Your characterization of Quinlynn or Larkyn or Ember as ‘teenager/modern’ rings exactly right to me – they seem like names that young girls would dream up, writing them in notebooks in stories before they fall in love with names like Calandra and Giselle. I definitely think you’re right to steer away from these, and into the land of what I’ll call ‘Forgotten Gems’… 

I think the key here is names that don’t sound like other names out there, which means avoiding the current rhythms and syllables of popular names and their imitators, while not skipping the stylistic things you like, either. For example, maybe Gretchen is an appropriate sub for Gwyneth. Maybe you’d like something like Esther, or Liesl. Do they spark something in you? Perhaps – but if the latter seems too matchy-Nordic, or the former rhymes too much with Walker, then maybe something like Ingrid, or Daphne, or Nadine. None of them are popular right now, and you might even find that while the souvenir keychain people have caught on to Evelyn and Adeline, they’ve left out these beautiful-but-offbeat choices. A related note here - I always have an internal debate about Adele. It has so many qualities that I associate with an upswing in popularity, like similarities with Addison or its origin name, Adelaide, and yet it ends on a confident downbeat consonant sound, so it remains a unique standout.

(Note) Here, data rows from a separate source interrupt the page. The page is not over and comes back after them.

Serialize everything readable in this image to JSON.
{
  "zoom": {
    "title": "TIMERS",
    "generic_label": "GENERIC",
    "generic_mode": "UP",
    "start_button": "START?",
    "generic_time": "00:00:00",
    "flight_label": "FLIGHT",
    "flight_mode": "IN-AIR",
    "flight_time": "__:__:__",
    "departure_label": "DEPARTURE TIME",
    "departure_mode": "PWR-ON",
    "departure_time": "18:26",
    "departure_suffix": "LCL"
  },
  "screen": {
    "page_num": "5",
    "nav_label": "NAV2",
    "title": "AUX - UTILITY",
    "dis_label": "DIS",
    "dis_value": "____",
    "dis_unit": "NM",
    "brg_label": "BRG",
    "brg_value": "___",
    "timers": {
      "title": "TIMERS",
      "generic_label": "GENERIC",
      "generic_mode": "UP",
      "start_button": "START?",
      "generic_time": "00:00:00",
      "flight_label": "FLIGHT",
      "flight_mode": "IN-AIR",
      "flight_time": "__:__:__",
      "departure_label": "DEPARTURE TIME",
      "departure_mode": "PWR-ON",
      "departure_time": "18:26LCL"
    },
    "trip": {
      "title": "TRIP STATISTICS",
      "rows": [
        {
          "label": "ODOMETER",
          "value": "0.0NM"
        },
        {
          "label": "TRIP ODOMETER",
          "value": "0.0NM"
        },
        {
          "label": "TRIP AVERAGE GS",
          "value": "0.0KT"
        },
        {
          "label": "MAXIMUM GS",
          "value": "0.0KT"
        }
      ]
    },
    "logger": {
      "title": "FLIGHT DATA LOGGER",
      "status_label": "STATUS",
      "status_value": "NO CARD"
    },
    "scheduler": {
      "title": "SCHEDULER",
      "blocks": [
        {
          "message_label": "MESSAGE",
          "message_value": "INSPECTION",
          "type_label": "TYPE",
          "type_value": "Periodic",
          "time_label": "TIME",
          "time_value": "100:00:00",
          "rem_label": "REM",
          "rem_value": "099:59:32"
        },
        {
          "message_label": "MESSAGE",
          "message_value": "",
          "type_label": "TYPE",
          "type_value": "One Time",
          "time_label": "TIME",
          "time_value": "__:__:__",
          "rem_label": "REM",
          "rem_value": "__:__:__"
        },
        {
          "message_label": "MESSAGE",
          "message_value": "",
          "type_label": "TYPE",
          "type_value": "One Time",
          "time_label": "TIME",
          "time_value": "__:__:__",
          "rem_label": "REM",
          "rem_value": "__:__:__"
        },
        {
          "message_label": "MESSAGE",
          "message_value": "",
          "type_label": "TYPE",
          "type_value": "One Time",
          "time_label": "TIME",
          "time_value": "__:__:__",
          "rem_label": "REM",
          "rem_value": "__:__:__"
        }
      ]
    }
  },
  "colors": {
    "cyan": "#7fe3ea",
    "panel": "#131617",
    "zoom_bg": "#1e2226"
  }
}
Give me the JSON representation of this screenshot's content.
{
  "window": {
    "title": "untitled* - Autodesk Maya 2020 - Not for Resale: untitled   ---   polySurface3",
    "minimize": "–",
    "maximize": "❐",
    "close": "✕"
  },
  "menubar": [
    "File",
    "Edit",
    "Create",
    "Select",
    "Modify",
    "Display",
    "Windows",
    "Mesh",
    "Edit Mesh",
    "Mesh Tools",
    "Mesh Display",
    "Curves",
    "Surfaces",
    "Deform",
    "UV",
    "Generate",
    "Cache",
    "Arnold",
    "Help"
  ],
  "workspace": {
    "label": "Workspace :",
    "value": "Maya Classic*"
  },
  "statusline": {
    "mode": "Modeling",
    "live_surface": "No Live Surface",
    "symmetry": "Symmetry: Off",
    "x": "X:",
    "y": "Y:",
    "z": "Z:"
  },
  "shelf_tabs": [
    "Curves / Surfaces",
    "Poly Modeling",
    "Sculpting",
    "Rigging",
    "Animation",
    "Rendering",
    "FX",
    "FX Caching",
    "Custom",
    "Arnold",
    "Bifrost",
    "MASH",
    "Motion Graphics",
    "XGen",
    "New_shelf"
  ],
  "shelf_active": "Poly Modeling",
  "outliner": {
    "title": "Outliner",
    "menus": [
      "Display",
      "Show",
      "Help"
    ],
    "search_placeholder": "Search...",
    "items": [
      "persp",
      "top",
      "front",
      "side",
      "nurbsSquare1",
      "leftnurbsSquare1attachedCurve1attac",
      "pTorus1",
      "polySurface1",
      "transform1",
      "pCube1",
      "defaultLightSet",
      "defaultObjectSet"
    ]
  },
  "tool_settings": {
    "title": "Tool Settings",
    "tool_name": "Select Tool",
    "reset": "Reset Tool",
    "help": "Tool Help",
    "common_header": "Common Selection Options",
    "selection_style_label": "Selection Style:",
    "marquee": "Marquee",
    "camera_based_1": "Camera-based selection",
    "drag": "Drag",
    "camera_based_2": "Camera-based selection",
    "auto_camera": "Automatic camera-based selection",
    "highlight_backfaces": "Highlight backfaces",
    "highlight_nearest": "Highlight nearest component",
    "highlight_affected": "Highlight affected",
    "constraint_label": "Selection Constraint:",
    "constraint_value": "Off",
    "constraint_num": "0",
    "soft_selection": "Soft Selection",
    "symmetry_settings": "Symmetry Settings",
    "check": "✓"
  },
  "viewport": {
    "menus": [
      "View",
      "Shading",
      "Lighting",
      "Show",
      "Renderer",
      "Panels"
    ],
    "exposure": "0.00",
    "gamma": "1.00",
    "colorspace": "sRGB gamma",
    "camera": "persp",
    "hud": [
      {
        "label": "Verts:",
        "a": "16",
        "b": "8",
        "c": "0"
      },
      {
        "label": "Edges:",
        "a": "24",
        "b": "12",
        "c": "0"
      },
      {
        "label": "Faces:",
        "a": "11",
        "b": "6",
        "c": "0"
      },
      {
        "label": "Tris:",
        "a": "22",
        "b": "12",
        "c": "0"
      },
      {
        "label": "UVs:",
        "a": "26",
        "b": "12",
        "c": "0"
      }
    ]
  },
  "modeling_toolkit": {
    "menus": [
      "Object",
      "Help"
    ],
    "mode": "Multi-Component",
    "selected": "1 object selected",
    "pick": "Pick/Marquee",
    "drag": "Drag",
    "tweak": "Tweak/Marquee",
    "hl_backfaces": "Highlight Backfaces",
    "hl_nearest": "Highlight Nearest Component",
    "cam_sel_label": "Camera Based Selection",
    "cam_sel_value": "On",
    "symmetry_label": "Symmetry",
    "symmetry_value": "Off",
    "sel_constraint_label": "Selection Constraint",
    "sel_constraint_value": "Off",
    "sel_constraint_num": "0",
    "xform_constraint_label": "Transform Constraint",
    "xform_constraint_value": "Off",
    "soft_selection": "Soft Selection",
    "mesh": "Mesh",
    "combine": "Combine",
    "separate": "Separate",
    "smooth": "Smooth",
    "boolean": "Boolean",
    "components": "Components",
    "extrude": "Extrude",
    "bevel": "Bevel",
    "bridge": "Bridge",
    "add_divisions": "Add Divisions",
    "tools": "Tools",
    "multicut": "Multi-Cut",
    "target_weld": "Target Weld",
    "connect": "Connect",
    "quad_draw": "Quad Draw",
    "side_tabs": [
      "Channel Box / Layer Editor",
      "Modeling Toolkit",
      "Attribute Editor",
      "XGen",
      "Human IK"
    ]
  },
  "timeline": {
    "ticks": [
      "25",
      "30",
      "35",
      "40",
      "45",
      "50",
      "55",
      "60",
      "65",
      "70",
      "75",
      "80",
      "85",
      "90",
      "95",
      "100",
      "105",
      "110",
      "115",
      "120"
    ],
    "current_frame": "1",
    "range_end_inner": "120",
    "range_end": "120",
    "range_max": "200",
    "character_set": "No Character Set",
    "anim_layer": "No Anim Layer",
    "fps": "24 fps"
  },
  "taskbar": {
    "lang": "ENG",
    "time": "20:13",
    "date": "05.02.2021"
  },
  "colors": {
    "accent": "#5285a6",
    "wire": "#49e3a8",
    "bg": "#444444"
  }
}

Maybe you’d like something like Malin or Iris or Phoebe, or even something like Faustine or Regina, or Cecile or Zelda or Sybil. They’re likely to feel a little strange at first, like a high-heeled oxford when you’ve been used to sneakers. But if you try them out for awhile I think you’ll discover that what they have is a singularity that you’ve been searching for – one that’s made you reject the more ‘common’, yet still beautiful, names like Lucy and Alice and Grace. They’ve been done before, and you want something that feels uniquely yours, which means they’re going to sound unique, and not necessarily warm, at first.  

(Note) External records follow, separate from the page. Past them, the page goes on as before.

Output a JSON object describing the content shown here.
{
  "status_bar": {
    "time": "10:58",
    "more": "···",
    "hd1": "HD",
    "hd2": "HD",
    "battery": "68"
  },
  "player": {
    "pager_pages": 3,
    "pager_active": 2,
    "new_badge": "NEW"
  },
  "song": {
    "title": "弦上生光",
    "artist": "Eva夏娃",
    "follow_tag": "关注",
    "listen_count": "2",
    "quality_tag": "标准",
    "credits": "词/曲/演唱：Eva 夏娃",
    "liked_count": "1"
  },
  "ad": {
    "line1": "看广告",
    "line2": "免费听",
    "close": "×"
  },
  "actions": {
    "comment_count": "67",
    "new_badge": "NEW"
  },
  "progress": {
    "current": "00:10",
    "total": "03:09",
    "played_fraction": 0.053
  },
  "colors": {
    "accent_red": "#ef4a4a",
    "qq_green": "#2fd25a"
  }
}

But what’s great about that is the names have to stand on their own merit, and when you’re not thinking about another kid, or student, and whether their name can fit on your child – that’s when Belen or Nessa or Tamar gets to charm you on their own merits, which is kind of the best test of all. 

Let us know!